- In collaboration with the Myelodysplastic Syndromes and Acute Myeloid Leukemia Moon Shot™, the Institute for Applied Cancer Science (IACS), a Moon Shots platform, has advanced a drug from discovery to clinical trials for patients with acute myeloid leukemia. The drug disrupts energy production in cancer cells and will advance to clinical trials in patients with solid tumors. The Moon Shots Program has managed the entire development pipeline, from laboratory discovery to clinical trials, enabling the accelerated translation to the patient care setting in fewer than five years.
- The Lung Cancer Moon Shot™ has identified and resurrected an abandoned targeted therapy, poziotinib, for treating a rare group of lung cancer patients with specific treatment-resistant mutations. These patients, who previously had no effective treatment options, are seeing significant response rates in Phase II clinical trials. Multidisciplinary efforts and platform support were the catalysts for preclinical discovery, testing and current clinical trials.
- The Melanoma Moon Shot™ has opened clinical trials to evaluate neoadjuvant, or pre-surgical, treatment for high-risk patients with melanoma who would otherwise undergo surgery. Neoadjuvant therapy is a standard practice in other cancers, such as breast, but this approach was not previously feasible in melanoma due to a lack of active therapies. These trials will advance insights on the best approaches to treating patients after surgery. Additionally, using Moon Shot platforms, deep analyses of patient samples from these trials are underway to better understand why treatments do or do not work for all melanoma patients and guide new trial development.
"Perhaps the most important achievement is the foundation upon which current and future program discoveries will be made and lives saved," says Andy Futreal, Ph.D., chair of Genomic Medicine and co-leader of the Moon Shots Program. "With this infrastructure, our teams of scientists, with collaborators here and abroad, are learning from the very individuals we remain committed to helping - our patients."
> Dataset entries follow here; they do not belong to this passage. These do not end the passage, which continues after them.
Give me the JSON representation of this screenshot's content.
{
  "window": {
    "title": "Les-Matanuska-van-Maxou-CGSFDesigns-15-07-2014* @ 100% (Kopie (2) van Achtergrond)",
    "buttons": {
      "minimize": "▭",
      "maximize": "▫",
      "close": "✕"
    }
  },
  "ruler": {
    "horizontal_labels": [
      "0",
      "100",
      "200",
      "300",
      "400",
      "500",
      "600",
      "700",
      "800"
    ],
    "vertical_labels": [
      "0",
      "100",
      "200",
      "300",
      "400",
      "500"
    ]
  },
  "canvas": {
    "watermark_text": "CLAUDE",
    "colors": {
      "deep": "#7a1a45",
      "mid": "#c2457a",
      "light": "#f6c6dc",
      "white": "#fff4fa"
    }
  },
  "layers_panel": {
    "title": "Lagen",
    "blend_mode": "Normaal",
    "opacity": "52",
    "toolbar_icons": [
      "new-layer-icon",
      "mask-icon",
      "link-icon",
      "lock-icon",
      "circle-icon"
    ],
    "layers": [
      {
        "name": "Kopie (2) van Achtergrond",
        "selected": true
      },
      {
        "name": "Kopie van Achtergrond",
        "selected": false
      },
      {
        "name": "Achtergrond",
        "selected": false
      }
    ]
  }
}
The research platforms continue to advance therapies to the clinic and evaluate patient data to refine clinical strategies, ensuring patients receive the best care.
The APOLLO (Adaptive Patient-Oriented Longitudinal Learning and Optimization) platform is analyzing patient samples over time to better understand how tumors evolve resistance to certain treatments. It's harnessing the power of big data and sharing knowledge across disciplines to inform improved care of patients with all cancer types.
IACS is advancing novel drugs to the clinic, with the next expected to enter clinical trials this year. The immunotherapy platform will continue advancing immune-based therapies to make them available to more patients.
The Moon Shots Program is accelerating more than 150 clinical studies, investigating novel drug compounds as well as new approaches to improve existing drugs' effectiveness.
The Moon Shots Program also is committed to advancing evidence-based cancer prevention and control practices that can potentially prevent up to 50% of cancers in future generations. The Cancer Prevention and Control platform has established a range of targeted initiatives to advance early-detection approaches, spread the use of actions known to reduce cancer risk and improve access to screening and prevention services. Moon Shots experts also have served as educational resources for legislators on policies related to cancer prevention and control.
"We have an obligation to lead in cancer prevention and control while working to accelerate improvements in research and patient outcomes — all of which is possible through the Moon Shots Program and MD Anderson's commitment to Making Cancer History," says Peter Pisters, M.D., president of MD Anderson.